- **Task statement**
Show all the lines in the data below that include the word "JSON".

- **Provided records**
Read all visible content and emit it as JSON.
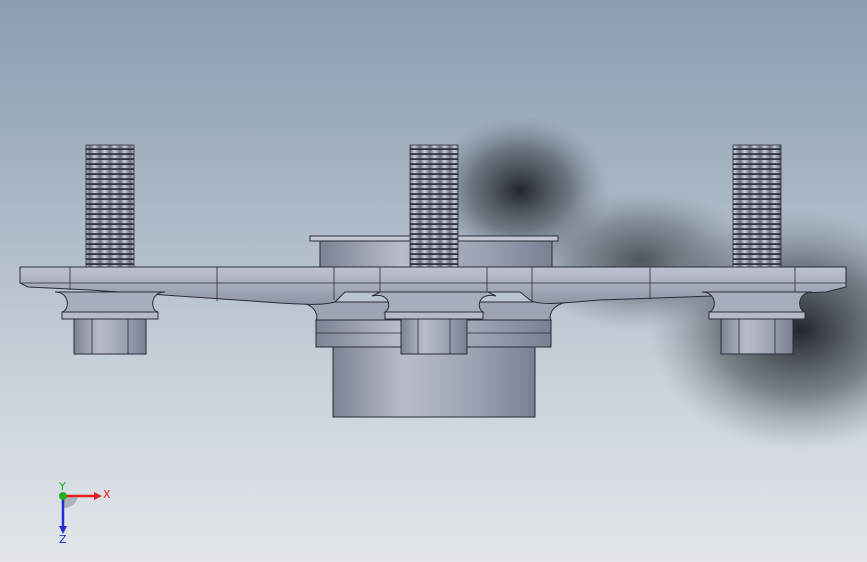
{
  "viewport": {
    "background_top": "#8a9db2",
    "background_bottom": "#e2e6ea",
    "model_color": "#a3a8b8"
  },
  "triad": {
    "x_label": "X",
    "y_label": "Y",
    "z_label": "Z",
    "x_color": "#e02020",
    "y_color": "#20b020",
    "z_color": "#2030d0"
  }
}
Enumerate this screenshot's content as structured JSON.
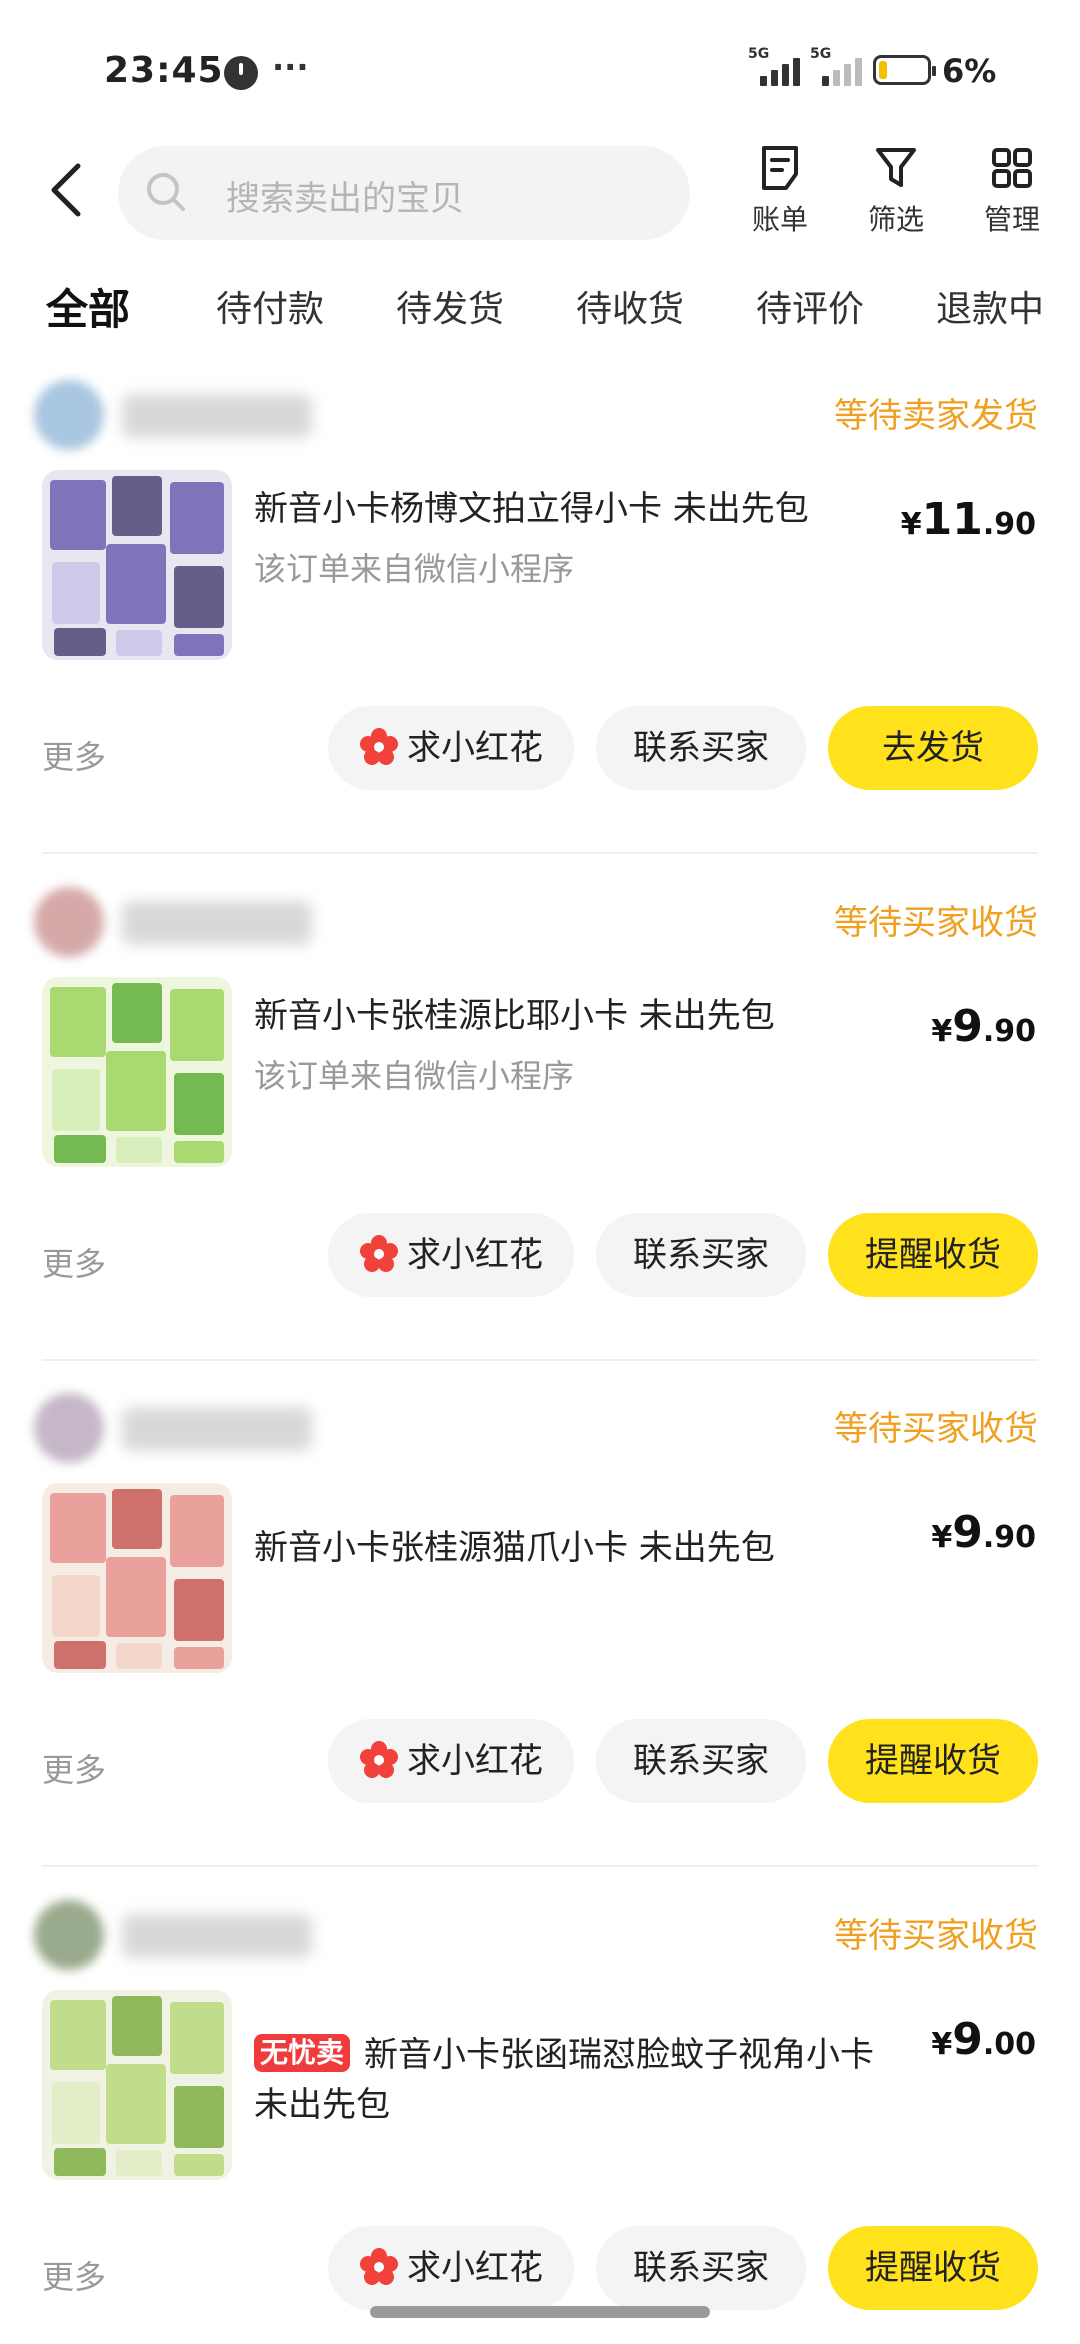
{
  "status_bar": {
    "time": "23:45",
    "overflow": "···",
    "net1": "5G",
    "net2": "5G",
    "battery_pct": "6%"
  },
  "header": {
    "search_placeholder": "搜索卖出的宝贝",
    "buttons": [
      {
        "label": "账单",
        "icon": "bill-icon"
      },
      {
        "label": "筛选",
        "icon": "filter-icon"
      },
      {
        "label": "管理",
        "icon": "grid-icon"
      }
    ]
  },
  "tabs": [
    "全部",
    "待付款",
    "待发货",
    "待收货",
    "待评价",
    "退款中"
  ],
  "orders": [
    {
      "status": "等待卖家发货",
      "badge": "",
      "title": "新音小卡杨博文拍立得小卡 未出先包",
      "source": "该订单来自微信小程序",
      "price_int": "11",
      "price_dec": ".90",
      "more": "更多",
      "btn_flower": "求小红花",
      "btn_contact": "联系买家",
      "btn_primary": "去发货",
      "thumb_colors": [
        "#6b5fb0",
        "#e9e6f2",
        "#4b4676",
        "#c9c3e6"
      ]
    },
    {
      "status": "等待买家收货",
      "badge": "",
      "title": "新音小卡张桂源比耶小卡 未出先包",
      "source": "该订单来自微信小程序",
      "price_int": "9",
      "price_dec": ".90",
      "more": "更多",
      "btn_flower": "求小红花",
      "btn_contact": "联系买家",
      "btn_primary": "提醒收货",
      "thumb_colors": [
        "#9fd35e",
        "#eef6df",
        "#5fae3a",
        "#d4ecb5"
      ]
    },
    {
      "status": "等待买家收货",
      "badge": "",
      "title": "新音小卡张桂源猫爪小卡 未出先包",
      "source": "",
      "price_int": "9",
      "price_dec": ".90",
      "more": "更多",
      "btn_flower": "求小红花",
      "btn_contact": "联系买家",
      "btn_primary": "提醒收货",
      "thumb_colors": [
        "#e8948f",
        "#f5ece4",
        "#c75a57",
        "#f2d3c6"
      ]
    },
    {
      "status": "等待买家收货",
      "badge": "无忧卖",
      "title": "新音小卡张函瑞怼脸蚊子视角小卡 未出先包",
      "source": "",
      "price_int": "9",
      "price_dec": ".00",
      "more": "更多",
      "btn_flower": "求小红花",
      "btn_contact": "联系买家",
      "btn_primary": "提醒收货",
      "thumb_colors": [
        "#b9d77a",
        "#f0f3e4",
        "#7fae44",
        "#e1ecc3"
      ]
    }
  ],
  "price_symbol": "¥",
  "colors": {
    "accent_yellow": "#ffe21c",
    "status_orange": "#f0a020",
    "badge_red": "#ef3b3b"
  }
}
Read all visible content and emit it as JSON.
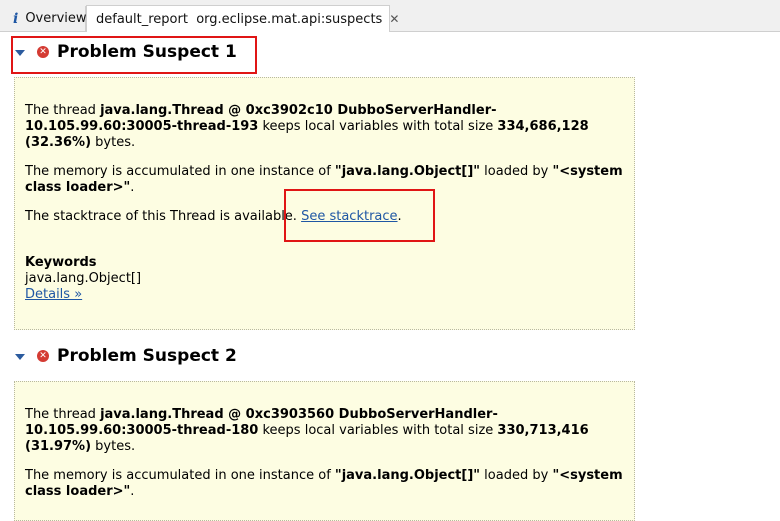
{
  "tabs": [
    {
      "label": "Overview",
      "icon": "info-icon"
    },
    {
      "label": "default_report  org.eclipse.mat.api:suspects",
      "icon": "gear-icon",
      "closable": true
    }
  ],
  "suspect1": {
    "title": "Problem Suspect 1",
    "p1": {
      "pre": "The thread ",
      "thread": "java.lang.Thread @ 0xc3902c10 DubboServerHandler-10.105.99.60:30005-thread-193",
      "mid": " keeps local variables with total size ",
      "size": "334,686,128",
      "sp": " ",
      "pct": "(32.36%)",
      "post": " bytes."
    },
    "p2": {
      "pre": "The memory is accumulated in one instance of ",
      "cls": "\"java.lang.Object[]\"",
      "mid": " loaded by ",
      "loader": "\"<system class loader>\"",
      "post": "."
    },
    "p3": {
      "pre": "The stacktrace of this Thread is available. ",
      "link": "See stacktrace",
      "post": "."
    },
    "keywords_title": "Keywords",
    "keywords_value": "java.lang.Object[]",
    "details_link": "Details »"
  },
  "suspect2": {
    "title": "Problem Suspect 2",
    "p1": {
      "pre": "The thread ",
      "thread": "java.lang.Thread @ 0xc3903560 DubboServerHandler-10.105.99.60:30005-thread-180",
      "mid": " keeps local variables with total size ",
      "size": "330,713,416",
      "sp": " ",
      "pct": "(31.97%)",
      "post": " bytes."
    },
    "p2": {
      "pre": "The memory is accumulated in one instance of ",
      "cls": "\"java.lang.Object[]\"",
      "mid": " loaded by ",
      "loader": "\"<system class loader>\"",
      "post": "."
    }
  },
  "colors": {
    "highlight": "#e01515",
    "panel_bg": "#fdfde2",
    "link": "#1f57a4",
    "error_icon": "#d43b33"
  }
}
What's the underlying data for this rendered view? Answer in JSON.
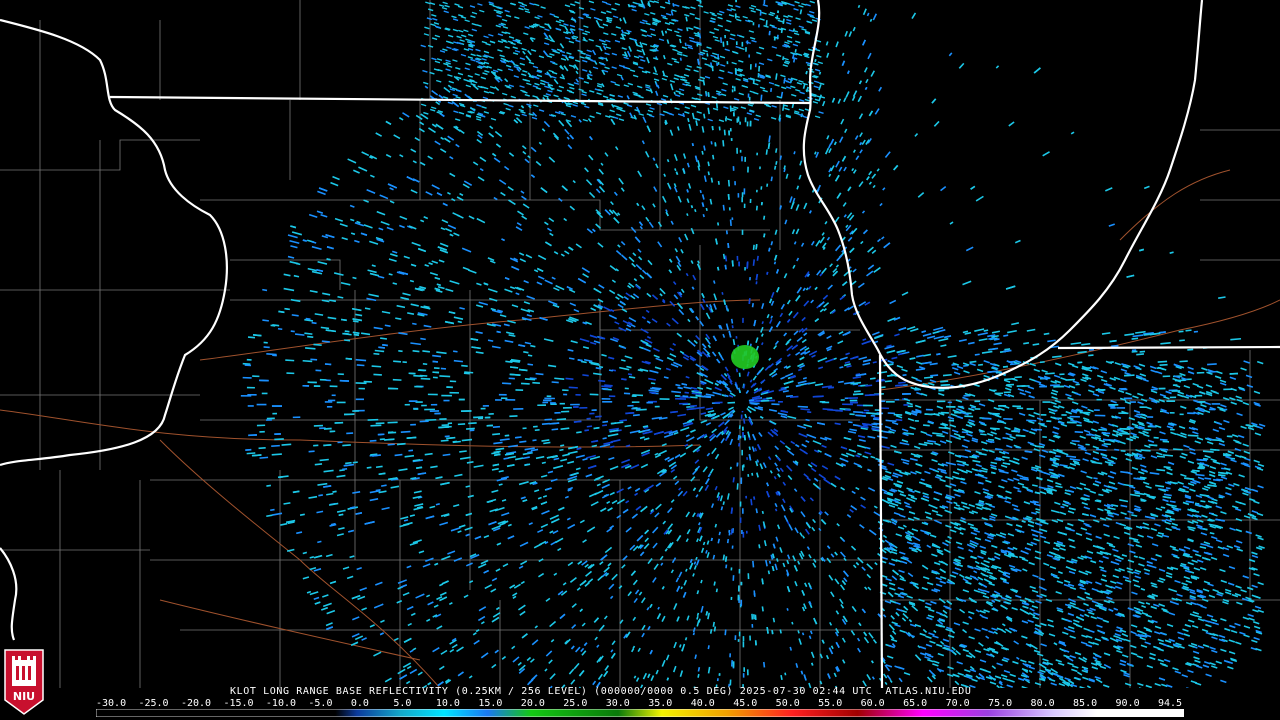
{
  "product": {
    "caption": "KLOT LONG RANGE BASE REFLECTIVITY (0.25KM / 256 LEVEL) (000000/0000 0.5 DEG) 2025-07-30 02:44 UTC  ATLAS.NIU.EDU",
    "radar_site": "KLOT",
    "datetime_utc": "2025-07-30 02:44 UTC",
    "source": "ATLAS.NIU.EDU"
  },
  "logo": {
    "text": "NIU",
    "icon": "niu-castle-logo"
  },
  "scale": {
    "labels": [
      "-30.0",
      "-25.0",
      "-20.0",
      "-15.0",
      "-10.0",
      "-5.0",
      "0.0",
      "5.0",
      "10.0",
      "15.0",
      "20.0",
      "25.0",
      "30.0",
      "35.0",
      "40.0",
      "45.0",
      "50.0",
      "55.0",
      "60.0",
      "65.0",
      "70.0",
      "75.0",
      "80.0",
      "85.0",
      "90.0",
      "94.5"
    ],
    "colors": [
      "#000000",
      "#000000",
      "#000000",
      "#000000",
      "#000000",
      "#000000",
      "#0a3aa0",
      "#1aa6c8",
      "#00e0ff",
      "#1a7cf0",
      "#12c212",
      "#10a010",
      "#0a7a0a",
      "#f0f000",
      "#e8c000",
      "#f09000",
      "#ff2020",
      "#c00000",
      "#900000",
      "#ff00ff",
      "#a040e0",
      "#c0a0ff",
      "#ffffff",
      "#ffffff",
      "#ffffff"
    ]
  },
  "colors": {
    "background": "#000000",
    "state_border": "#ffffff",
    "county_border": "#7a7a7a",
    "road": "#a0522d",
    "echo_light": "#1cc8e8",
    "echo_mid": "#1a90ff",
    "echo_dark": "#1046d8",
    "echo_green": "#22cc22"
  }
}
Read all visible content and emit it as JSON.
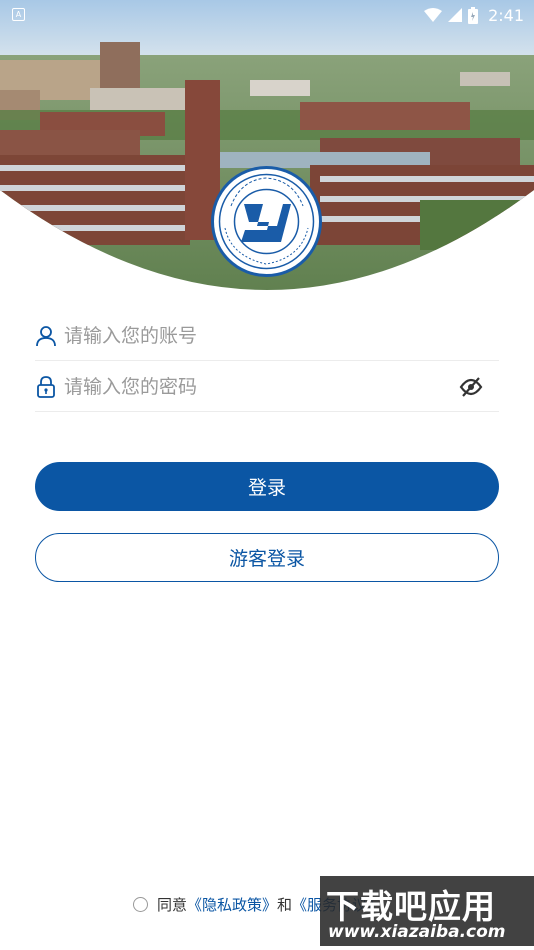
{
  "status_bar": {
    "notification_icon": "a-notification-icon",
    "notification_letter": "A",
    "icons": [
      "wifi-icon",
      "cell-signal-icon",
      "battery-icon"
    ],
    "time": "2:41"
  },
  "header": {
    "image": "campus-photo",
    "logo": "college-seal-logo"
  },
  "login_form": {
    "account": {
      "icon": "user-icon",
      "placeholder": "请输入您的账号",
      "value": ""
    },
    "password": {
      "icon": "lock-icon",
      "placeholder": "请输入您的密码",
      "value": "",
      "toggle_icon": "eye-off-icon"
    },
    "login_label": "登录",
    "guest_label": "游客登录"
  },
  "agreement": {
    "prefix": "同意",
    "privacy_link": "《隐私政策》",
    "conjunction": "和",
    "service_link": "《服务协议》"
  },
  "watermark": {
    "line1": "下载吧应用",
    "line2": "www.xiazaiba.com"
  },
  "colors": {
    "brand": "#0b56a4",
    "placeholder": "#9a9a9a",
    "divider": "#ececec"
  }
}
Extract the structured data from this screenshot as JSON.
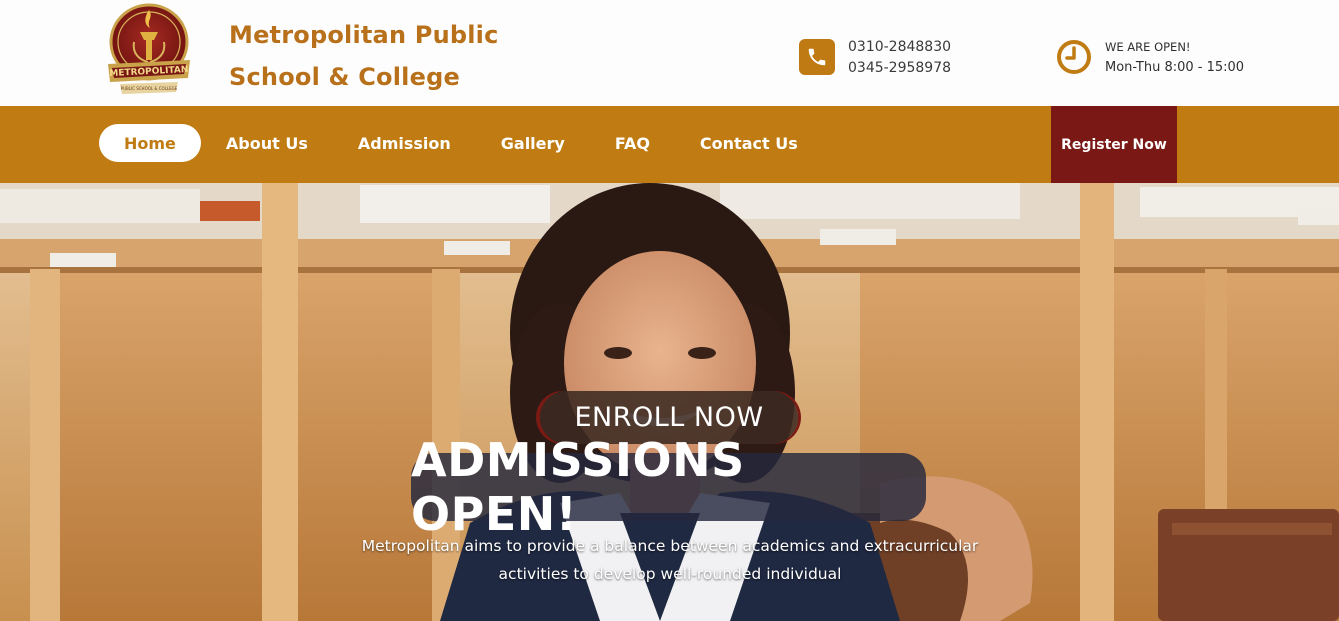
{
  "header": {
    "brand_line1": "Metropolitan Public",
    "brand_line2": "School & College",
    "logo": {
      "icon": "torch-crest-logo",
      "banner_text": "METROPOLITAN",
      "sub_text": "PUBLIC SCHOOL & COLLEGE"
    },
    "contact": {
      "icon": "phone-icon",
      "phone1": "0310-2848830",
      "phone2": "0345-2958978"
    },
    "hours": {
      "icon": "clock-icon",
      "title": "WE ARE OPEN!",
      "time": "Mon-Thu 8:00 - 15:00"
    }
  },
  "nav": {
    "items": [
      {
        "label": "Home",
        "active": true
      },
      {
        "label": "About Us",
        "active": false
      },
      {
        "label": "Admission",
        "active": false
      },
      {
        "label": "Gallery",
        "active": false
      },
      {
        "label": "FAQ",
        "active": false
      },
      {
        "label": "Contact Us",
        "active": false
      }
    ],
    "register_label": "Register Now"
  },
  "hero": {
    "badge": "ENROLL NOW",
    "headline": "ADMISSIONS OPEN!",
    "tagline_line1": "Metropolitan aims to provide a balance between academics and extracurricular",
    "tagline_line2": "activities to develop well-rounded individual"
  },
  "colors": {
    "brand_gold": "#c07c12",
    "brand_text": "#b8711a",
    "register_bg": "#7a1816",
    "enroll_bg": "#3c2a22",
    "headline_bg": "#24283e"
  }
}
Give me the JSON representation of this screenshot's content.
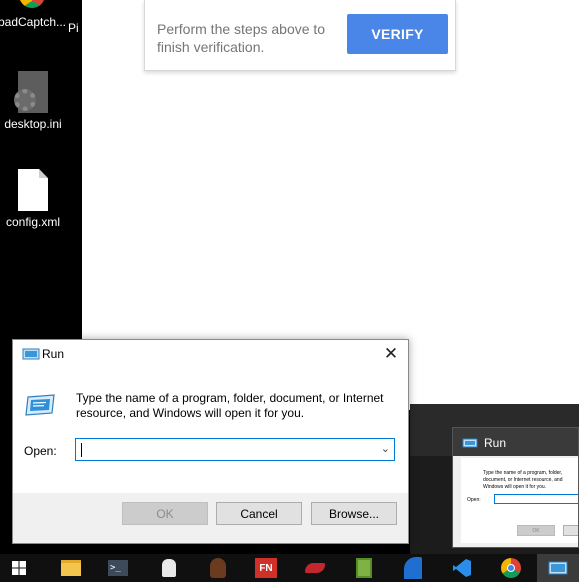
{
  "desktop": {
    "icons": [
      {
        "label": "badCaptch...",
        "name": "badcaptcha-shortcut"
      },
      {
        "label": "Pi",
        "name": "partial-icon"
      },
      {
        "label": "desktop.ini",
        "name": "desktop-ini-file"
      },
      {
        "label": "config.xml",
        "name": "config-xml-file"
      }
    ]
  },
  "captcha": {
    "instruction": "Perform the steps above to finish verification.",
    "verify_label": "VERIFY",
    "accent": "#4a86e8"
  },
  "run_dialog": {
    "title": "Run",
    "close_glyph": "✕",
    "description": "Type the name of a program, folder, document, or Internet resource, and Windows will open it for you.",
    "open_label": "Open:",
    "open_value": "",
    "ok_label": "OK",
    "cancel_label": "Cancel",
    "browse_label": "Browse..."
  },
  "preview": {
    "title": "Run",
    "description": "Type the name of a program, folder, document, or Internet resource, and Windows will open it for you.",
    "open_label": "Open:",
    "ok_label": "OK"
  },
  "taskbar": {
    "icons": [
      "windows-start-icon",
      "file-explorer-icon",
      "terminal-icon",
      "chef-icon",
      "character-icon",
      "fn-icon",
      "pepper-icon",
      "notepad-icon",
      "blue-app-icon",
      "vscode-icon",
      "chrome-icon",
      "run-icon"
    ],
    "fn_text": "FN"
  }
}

- **Reply**
Read all visible content and emit it as JSON.
Enumerate this screenshot's content as structured JSON.
Read all visible content and emit it as JSON.
What's the underlying data for this rendered view? Answer in JSON.
Read all visible content and emit it as JSON.
Extract the structured data from this screenshot as JSON.
Give me the JSON representation of this screenshot's content.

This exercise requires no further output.